Could students rely solely on EdTech to educate themselves?

The UN reports that in the last few centuries, there has been an unprecedented transformation in human education and learning: a change from only a minority of global elites being literate to the vast majority.  Today’s younger generations are more literate than older generations — a trend that is consistent across all countries.

“An investment in knowledge always pays the best interest.” -Benjamin Franklin

In our modern computing age, it would seem easy to assume that students could rely solely on technology to learn and educate themselves. 

So why do teachers matter? 

This is actually a very complex question and one that has far-reaching effects on our communities. There are some people who believe as access to technology in education increases it will diminish the need for good teachers. This is totally untrue. I believe their role will be enhanced by technology and allow them to teach more effectively.

I think back on my school days and can clearly remember teachers that inspired me, and changed the course of my life by influencing a decision, helping me to shape my thoughts and encouraging me to persevere. Teachers matter in so many different ways.

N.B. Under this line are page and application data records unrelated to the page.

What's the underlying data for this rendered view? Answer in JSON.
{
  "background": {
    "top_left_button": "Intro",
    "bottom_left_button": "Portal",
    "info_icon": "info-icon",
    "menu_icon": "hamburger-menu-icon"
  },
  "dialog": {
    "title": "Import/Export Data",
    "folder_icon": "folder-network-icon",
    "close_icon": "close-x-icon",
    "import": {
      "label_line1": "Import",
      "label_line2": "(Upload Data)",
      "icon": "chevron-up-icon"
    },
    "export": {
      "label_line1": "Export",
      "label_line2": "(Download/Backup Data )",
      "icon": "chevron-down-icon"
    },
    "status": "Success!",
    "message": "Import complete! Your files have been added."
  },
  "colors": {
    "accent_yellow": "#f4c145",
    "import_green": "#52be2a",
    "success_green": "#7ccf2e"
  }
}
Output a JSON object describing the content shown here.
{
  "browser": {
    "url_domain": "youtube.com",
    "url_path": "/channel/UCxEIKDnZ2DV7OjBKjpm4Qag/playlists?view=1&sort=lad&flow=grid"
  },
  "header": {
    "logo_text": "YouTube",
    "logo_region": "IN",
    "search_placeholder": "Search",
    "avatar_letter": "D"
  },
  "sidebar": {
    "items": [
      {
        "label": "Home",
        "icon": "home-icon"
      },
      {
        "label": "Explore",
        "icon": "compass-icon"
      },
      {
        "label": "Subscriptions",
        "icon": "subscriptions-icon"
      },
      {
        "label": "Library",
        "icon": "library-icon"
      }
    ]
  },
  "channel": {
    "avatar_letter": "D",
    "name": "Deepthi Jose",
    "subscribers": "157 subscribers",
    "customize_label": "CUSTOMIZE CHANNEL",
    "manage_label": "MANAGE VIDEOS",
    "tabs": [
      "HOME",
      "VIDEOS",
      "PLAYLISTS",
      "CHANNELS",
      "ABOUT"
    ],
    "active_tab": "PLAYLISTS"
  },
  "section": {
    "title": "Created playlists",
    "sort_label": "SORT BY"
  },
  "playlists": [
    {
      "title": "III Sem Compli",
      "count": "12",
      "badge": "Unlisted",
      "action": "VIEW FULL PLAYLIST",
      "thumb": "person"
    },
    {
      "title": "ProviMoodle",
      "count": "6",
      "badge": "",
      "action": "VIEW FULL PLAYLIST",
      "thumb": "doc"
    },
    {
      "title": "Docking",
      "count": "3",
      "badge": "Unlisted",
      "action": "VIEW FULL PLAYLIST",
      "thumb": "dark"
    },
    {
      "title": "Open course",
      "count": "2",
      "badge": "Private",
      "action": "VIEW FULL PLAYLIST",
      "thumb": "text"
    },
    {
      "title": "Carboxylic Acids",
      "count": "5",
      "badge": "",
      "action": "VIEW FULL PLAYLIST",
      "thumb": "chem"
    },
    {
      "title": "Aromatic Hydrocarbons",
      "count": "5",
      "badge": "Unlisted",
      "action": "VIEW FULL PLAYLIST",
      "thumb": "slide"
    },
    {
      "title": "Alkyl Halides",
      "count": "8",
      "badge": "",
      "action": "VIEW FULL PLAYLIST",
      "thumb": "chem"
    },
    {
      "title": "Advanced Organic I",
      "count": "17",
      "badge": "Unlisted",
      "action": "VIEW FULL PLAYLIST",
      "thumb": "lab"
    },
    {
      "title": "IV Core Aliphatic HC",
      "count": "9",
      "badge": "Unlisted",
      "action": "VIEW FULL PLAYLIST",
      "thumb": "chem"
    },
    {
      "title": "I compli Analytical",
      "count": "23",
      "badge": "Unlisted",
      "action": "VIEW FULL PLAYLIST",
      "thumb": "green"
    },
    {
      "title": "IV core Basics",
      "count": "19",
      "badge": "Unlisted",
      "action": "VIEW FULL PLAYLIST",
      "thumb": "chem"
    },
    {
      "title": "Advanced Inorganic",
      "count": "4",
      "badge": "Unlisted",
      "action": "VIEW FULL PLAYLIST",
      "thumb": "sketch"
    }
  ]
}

The thing to remember is that we are all individuals, and one of the greatest mistakes made in education is assuming that a one size fits all approach will do the job of educating a classroom of students. This couldn’t be farther from the truth. Not only is every student unique, but every classroom is unique too. 

Every teacher has a unique teaching style, and try to fit this style to the needs of their classrooms. There is no single solution, and whether a teacher favors spending quality one-on-one time with each student, or using a project-based learning approach and interactive activities, or a peer-to-peer learning method when enhanced with the technology they can all ignite a passion for learning. 

Khan Academy uses a mastery-based learning approach that focuses on the student as an individual and moves them forward based on their progress and understanding rather than curriculum milestones and test schedules. 

Coupling a mastery-based education system with a blockchain-based reward system 

The use of technology allows real-time capturing of data and tracking of a student’s progress and frees the teachers up to do what they were meant to do – interact with their students instead of spending time grading papers or teaching the same subject matter over and over again.

The opportunity of coupling a mastery based education system with a blockchain-based reward system would create an incentive layer that could enhance the teacher-student interaction and improve outcomes.

The reward system for teachers can be developed to focus on the most relevant methods of teaching, as teacher effectiveness has been found to be the most important predictor of student learning.

There are 130 million children in school who are not learning basic skills like reading, writing, and math, due to having no teacher or having an untrained teacher. 

Teachers that are currently untrained would be incentivized to upskill on “earn as you learn” programs, and additional teachers recruited through these incentives.

The UN estimates that about 70 million new teachers are needed to fulfill their goals for 2030. This shortage, coupled with the fact that in a third of countries, less than three-quarters of teachers are trained to national standards poses a huge challenge. 

We know ”what gets rewarded gets done”. Blockchain provides an immutable, transparent method of fast-tracking this process and achieving the United Nations goals for 2030.

Rewind and fast-forward

UNESCO and UNICEF believe that new policies must focus specifically on the most marginalized children as part of larger efforts to improve access to and quality of education. To do this, governments need robust information on who these children are, where they live, whether they have ever attended school and if they are likely to do so in the future. 

Many of these children remain invisible within current data collection methods. Children with disabilities are amongst the least visible – reliable data simply don’t exist – and they are being overlooked in national responses to out-of-school children. 

The report calls for action to invest in better data and demonstrates that reaching the most marginalized may initially cost more but also yields greater benefits. Better statistics and innovative tools can help guide governments and donors to allocate their education funding more effectively and efficiently.

What roles are being offered and what is your most suitable role, if you want to participate?